You’ve been looking for a job for a while now. You’ve sent out your CV, gone for an interview or three, and your money is close to running out. Besides, there’s only so much you can watch on TV.
The pressure is now on, jobs are scarce and you’re getting to desperation stations. But cutting corners when applying for jobs or going for interviews will see to it that you don’t get any job at all. Not even the one for which you are overqualified. Steer clear of doing any of these things below.
Ignoring application requirements. If you are required to fill in an online application, do it. If they ask for a two-page CV, don’t hand in twelve pages. There are few things that irritate a prospective employer as much as a CV that looks like the Hong Kong telephone directory. A CV should be brief. If they want to know more about you, they can invite you to come in for an interview. Oh yes, and if you omit references, you also look as if you are hiding something.
Handing in a faulty CV. Mistakes (such as spelling errors) on a CV bode ill for your chances of getting the job. If you cannot even be bothered to get things right on your CV, what is your work going to be like? More than likely they’ll have no desire to find out.
Phoning your prospective employer. Do not phone the company to whom you have applied for a job. They will contact you if they are interested in employing you.
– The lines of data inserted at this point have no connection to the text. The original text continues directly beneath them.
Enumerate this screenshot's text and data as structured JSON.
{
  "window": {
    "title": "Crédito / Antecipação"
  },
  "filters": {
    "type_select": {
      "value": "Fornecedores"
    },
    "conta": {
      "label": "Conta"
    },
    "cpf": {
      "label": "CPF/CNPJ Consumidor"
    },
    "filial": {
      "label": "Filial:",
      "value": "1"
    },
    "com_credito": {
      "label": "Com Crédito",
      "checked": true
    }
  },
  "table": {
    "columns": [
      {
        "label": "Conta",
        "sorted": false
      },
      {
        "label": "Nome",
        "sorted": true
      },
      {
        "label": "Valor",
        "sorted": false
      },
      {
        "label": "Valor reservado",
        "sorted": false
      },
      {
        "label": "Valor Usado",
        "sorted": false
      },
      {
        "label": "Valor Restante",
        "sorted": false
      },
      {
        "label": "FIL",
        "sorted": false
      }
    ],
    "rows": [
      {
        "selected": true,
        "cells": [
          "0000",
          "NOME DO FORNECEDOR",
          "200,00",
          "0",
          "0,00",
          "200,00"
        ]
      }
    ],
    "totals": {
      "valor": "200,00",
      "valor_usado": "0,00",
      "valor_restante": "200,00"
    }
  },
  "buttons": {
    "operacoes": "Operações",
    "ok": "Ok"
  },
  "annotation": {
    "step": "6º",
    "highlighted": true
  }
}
Most job adverts clearly state that if you have not heard from them by a certain date, you should assume that your application was unsuccessful. Pestering them continually, both before and after the closing date, will result in your not being short-listed.
Trying to pull strings. Even if your uncle is working in the accounts department, don’t ask him to pull strings to get you a job. It makes you look unethical and desperate. And besides, if they employ you, they don’t want to have him breathing down their necks constantly.
Lying about your qualifications. Prospective employers often check up on qualifications. Especially if they look too good to be true. Lying about your qualifications is a criminal offence, and being caught doing this will give you a criminal record. And once you have one of these, getting a job will be even more difficult. Just don’t go there.
Dressing sloppily. Borrow an outfit for the interview if you have to, but look neat and unobtrusive. No high fashion, no bling. You want the interviewer to remember you, not your outrageous Paris-Hilton-wannabe outfit. And forget the idea that they must just take you as you are - they have hundreds of other people from which to choose.
Being late. This is a killer. If you cannot even get it together to be on time for the interview, at what time are you going to arrive for work if they do give you the job? If you are late for an interview, no excuse short of a car accident or a near-fatal injury will do.
Omitting references or criticising previous employers. There’s a reason why there is a space for filling in names of people who can attest to your character and working style. If you leave these out, it will look as if you have something to hide. Also, criticising a previous employer, however bad they were, makes you look disloyal and overcritical and somehow to blame for the sad situation. Just don’t go there.
Being cheeky. There are few things more irritating to an interviewer than someone who is arrogant, and who has nothing to be arrogant about. You don’t have to be entirely meek and mild, but being cheeky in a job interview is not going to count in your favour. It is also not good to be so shy that you become almost invisible.
Handing in a late application. Unless you have a very good reason (such as that they asked you to apply for the job after the closing date), handing in a late application makes you look disorganised and a bit unreliable. Not what most people want in a prospective employee.
(Susan Erasmus, Health24, updated October 2012)